The Muslim population of High Wycombe united as thousands joined the procession to mark the birth of the Prophet Muhammad.
Organisers said it was probably the biggest turnout in the event’s 26-year history, with an estimated 2000-plus joining in the parade through the town.
A sea of people with brightly coloured banners and flags set off from Jubilee Road mosque at 11.45am and made their way along Desborough Road to the town centre.
Zafar Iqbal, chairman of the Wycombe Islamic Mission, said: “It’s a lovely sunny day, we really have the blessing of God today.
"It’s a big turnout, more than 2000 people, it’s a very long procession and we’re here to celebrate the birthday of the holy prophet, peace be upon him.
"This is now the 26th year and I think today is the biggest one yet. It’s a very peaceful display. We don’t want to hurt anybody or disturb the community in any way.
"This is one of the top days in the Islamic calendar. It’s great to see a lot of young people here, and we keep getting told young people are not associating themselves with the mosque which is not true."
The celebration, known as Eid-Milad-Un-Nabi, commemorates the birth of the one of Islam's central figures, Muhammad, who Muslims believe was the last prophet to be sent to Earth by Allah.
Similar scenes could be witnessed throughout the UK, with Muslims using the important date to spread a message of peace.
The crowd, accompanied by a 4x4 truck blasting out music to fascinated onlookers, arrived at the Guild Hall at 12.30, where there was a pause in proceedings.
Imam Sultan Mahmood from Totteridge Road mosque addressed the gathered revellers, insisting the Islamic message was one based on respect and peace, and he stressed the importance of collaboration as part of one wider community.
The Reverend Jackie Lock also attended the ceremony representing All Saints Church, and was invited to speak.
She said: “Thank you for inviting me here today. It is a very great privilege to bring you greetings from the community as part of the church.”
Wycombe District Council chairman Ian McKennis also took to the microphone, welcoming Muslims on their special day and saying it is another example of the good community spirit in the town.
Rolling road closures were put in place as the procession made its way through town, and eventually past Wycombe Hospital before weaving back towards the Jubilee Road mosque to continue the celebrations.
Mr Iqbal stressed the parade is not about highlighting differences, but celebrating tolerance and harmony in the High Wycombe community, which he said is reflected in the presence of church leaders.
He said: “I think it’s very important to have a representative from the church. We want to show that there’s a lot of common ground between the Christian community and the Muslim community and we want to celebrate that.
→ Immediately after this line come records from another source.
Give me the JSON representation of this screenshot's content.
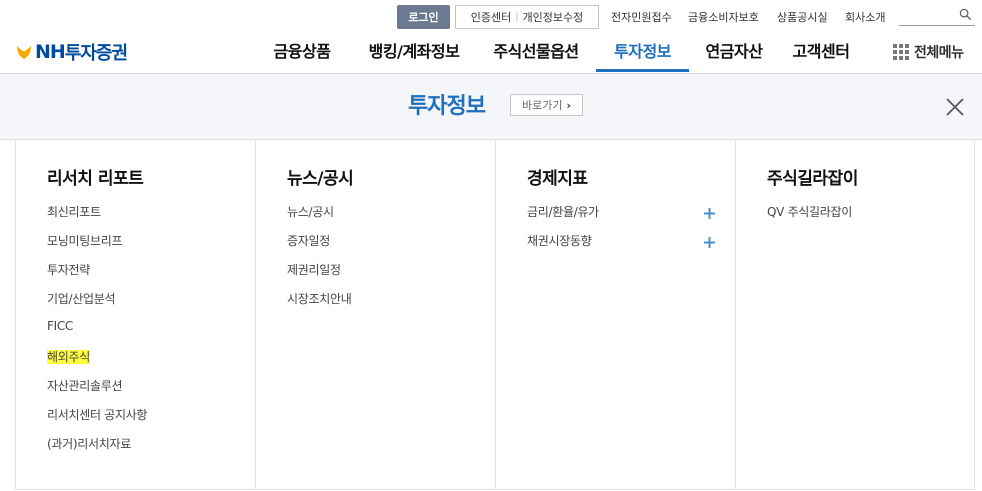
{
  "util": {
    "login": "로그인",
    "cert": "인증센터",
    "privacy": "개인정보수정",
    "links": [
      "전자민원접수",
      "금융소비자보호",
      "상품공시실",
      "회사소개"
    ],
    "search_placeholder": ""
  },
  "header": {
    "logo_prefix": "NH",
    "logo_suffix": "투자증권",
    "gnb": [
      "금융상품",
      "뱅킹/계좌정보",
      "주식선물옵션",
      "투자정보",
      "연금자산",
      "고객센터"
    ],
    "active_index": 3,
    "all_menu": "전체메뉴"
  },
  "band": {
    "title": "투자정보",
    "shortcut": "바로가기"
  },
  "columns": [
    {
      "title": "리서치 리포트",
      "items": [
        "최신리포트",
        "모닝미팅브리프",
        "투자전략",
        "기업/산업분석",
        "FICC",
        "해외주식",
        "자산관리솔루션",
        "리서치센터 공지사항",
        "(과거)리서치자료"
      ]
    },
    {
      "title": "뉴스/공시",
      "items": [
        "뉴스/공시",
        "증자일정",
        "제권리일정",
        "시장조치안내"
      ]
    },
    {
      "title": "경제지표",
      "items": [
        "금리/환율/유가",
        "채권시장동향"
      ]
    },
    {
      "title": "주식길라잡이",
      "items": [
        "QV 주식길라잡이"
      ]
    }
  ],
  "highlighted_item": "해외주식",
  "colors": {
    "brand_blue": "#004a9f",
    "active_blue": "#1d6fbf",
    "highlight": "#ffff3c",
    "plus_blue": "#4a90c8"
  }
}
“Living in this community together, we want to show out togetherness and we want to show we are part of this community and working together for peace, harmony and the betterment of the community.
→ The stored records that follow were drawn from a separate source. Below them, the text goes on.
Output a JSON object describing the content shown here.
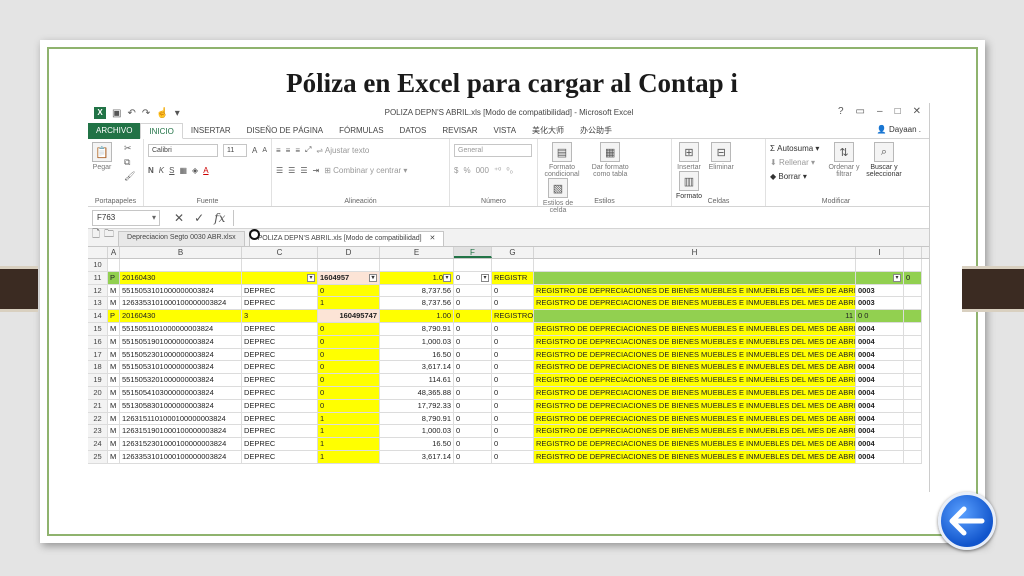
{
  "slide": {
    "title": "Póliza en Excel para cargar al Contap i"
  },
  "excel": {
    "window_title": "POLIZA DEPN'S ABRIL.xls  [Modo de compatibilidad] - Microsoft Excel",
    "help": "?",
    "user": "Dayaan .",
    "menu": [
      "ARCHIVO",
      "INICIO",
      "INSERTAR",
      "DISEÑO DE PÁGINA",
      "FÓRMULAS",
      "DATOS",
      "REVISAR",
      "VISTA",
      "美化大师",
      "办公助手"
    ],
    "ribbon": {
      "clipboard": {
        "paste": "Pegar",
        "label": "Portapapeles"
      },
      "font": {
        "name": "Calibri",
        "size": "11",
        "grow": "A",
        "shrink": "A",
        "bold": "N",
        "italic": "K",
        "underline": "S",
        "color_a": "A",
        "label": "Fuente"
      },
      "alignment": {
        "wrap": "Ajustar texto",
        "merge": "Combinar y centrar",
        "label": "Alineación"
      },
      "number": {
        "format": "General",
        "currency": "$",
        "percent": "%",
        "thousands": "000",
        "label": "Número"
      },
      "styles": {
        "cond": "Formato condicional",
        "table": "Dar formato como tabla",
        "cell": "Estilos de celda",
        "label": "Estilos"
      },
      "cells": {
        "insert": "Insertar",
        "delete": "Eliminar",
        "format": "Formato",
        "label": "Celdas"
      },
      "editing": {
        "autosum": "Autosuma",
        "fill": "Rellenar",
        "clear": "Borrar",
        "sort": "Ordenar y filtrar",
        "find": "Buscar y seleccionar",
        "label": "Modificar"
      }
    },
    "formula_bar": {
      "cell_ref": "F763",
      "value": ""
    },
    "doc_tabs": [
      {
        "label": "Depreciacion Segto 0030 ABR.xlsx"
      },
      {
        "label": "POLIZA DEPN'S ABRIL.xls  [Modo de compatibilidad]",
        "close": "✕"
      }
    ],
    "columns": [
      "A",
      "B",
      "C",
      "D",
      "E",
      "F",
      "G",
      "H",
      "I"
    ],
    "rows": [
      {
        "n": "10",
        "a": "",
        "b": "",
        "c": "",
        "d": "",
        "e": "",
        "f": "",
        "g": "",
        "h": "",
        "i": "",
        "j": ""
      },
      {
        "n": "11",
        "a": "P",
        "b": "20160430",
        "c": "",
        "d": "1604957",
        "e": "1.0",
        "f": "0",
        "g": "REGISTR",
        "h": "",
        "i": "",
        "j": "0",
        "style": "filter"
      },
      {
        "n": "12",
        "a": "M",
        "b": "5515053101000000003824",
        "c": "DEPREC",
        "d": "0",
        "e": "8,737.56",
        "f": "0",
        "g": "0",
        "h": "REGISTRO DE DEPRECIACIONES DE BIENES MUEBLES E INMUEBLES  DEL MES DE ABRIL",
        "i": "0003",
        "j": ""
      },
      {
        "n": "13",
        "a": "M",
        "b": "1263353101000100000003824",
        "c": "DEPREC",
        "d": "1",
        "e": "8,737.56",
        "f": "0",
        "g": "0",
        "h": "REGISTRO DE DEPRECIACIONES DE BIENES MUEBLES E INMUEBLES  DEL MES DE ABRIL",
        "i": "0003",
        "j": ""
      },
      {
        "n": "14",
        "a": "P",
        "b": "20160430",
        "c": "3",
        "d": "160495747",
        "e": "1.00",
        "f": "0",
        "g": "REGISTRO",
        "h": "11",
        "i": "0 0",
        "j": "",
        "style": "p"
      },
      {
        "n": "15",
        "a": "M",
        "b": "5515051101000000003824",
        "c": "DEPREC",
        "d": "0",
        "e": "8,790.91",
        "f": "0",
        "g": "0",
        "h": "REGISTRO DE DEPRECIACIONES DE BIENES MUEBLES E INMUEBLES  DEL MES DE ABRIL",
        "i": "0004",
        "j": ""
      },
      {
        "n": "16",
        "a": "M",
        "b": "5515051901000000003824",
        "c": "DEPREC",
        "d": "0",
        "e": "1,000.03",
        "f": "0",
        "g": "0",
        "h": "REGISTRO DE DEPRECIACIONES DE BIENES MUEBLES E INMUEBLES  DEL MES DE ABRIL",
        "i": "0004",
        "j": ""
      },
      {
        "n": "17",
        "a": "M",
        "b": "5515052301000000003824",
        "c": "DEPREC",
        "d": "0",
        "e": "16.50",
        "f": "0",
        "g": "0",
        "h": "REGISTRO DE DEPRECIACIONES DE BIENES MUEBLES E INMUEBLES  DEL MES DE ABRIL",
        "i": "0004",
        "j": ""
      },
      {
        "n": "18",
        "a": "M",
        "b": "5515053101000000003824",
        "c": "DEPREC",
        "d": "0",
        "e": "3,617.14",
        "f": "0",
        "g": "0",
        "h": "REGISTRO DE DEPRECIACIONES DE BIENES MUEBLES E INMUEBLES  DEL MES DE ABRIL",
        "i": "0004",
        "j": ""
      },
      {
        "n": "19",
        "a": "M",
        "b": "5515053201000000003824",
        "c": "DEPREC",
        "d": "0",
        "e": "114.61",
        "f": "0",
        "g": "0",
        "h": "REGISTRO DE DEPRECIACIONES DE BIENES MUEBLES E INMUEBLES  DEL MES DE ABRIL",
        "i": "0004",
        "j": ""
      },
      {
        "n": "20",
        "a": "M",
        "b": "5515054103000000003824",
        "c": "DEPREC",
        "d": "0",
        "e": "48,365.88",
        "f": "0",
        "g": "0",
        "h": "REGISTRO DE DEPRECIACIONES DE BIENES MUEBLES E INMUEBLES  DEL MES DE ABRIL",
        "i": "0004",
        "j": ""
      },
      {
        "n": "21",
        "a": "M",
        "b": "5513058301000000003824",
        "c": "DEPREC",
        "d": "0",
        "e": "17,792.33",
        "f": "0",
        "g": "0",
        "h": "REGISTRO DE DEPRECIACIONES DE BIENES MUEBLES E INMUEBLES  DEL MES DE ABRIL",
        "i": "0004",
        "j": ""
      },
      {
        "n": "22",
        "a": "M",
        "b": "1263151101000100000003824",
        "c": "DEPREC",
        "d": "1",
        "e": "8,790.91",
        "f": "0",
        "g": "0",
        "h": "REGISTRO DE DEPRECIACIONES DE BIENES MUEBLES E INMUEBLES  DEL MES DE ABRIL",
        "i": "0004",
        "j": ""
      },
      {
        "n": "23",
        "a": "M",
        "b": "1263151901000100000003824",
        "c": "DEPREC",
        "d": "1",
        "e": "1,000.03",
        "f": "0",
        "g": "0",
        "h": "REGISTRO DE DEPRECIACIONES DE BIENES MUEBLES E INMUEBLES  DEL MES DE ABRIL",
        "i": "0004",
        "j": ""
      },
      {
        "n": "24",
        "a": "M",
        "b": "1263152301000100000003824",
        "c": "DEPREC",
        "d": "1",
        "e": "16.50",
        "f": "0",
        "g": "0",
        "h": "REGISTRO DE DEPRECIACIONES DE BIENES MUEBLES E INMUEBLES  DEL MES DE ABRIL",
        "i": "0004",
        "j": ""
      },
      {
        "n": "25",
        "a": "M",
        "b": "1263353101000100000003824",
        "c": "DEPREC",
        "d": "1",
        "e": "3,617.14",
        "f": "0",
        "g": "0",
        "h": "REGISTRO DE DEPRECIACIONES DE BIENES MUEBLES E INMUEBLES  DEL MES DE ABRIL",
        "i": "0004",
        "j": ""
      }
    ]
  },
  "colors": {
    "excel_green": "#217346",
    "yellow": "#ffff00",
    "row_green": "#92d050",
    "slide_border": "#8fb36e",
    "back_blue": "#1155cc"
  },
  "icons": {
    "back": "back-arrow-icon"
  }
}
“Our message to people is that Islam is a loving and peaceful religion.”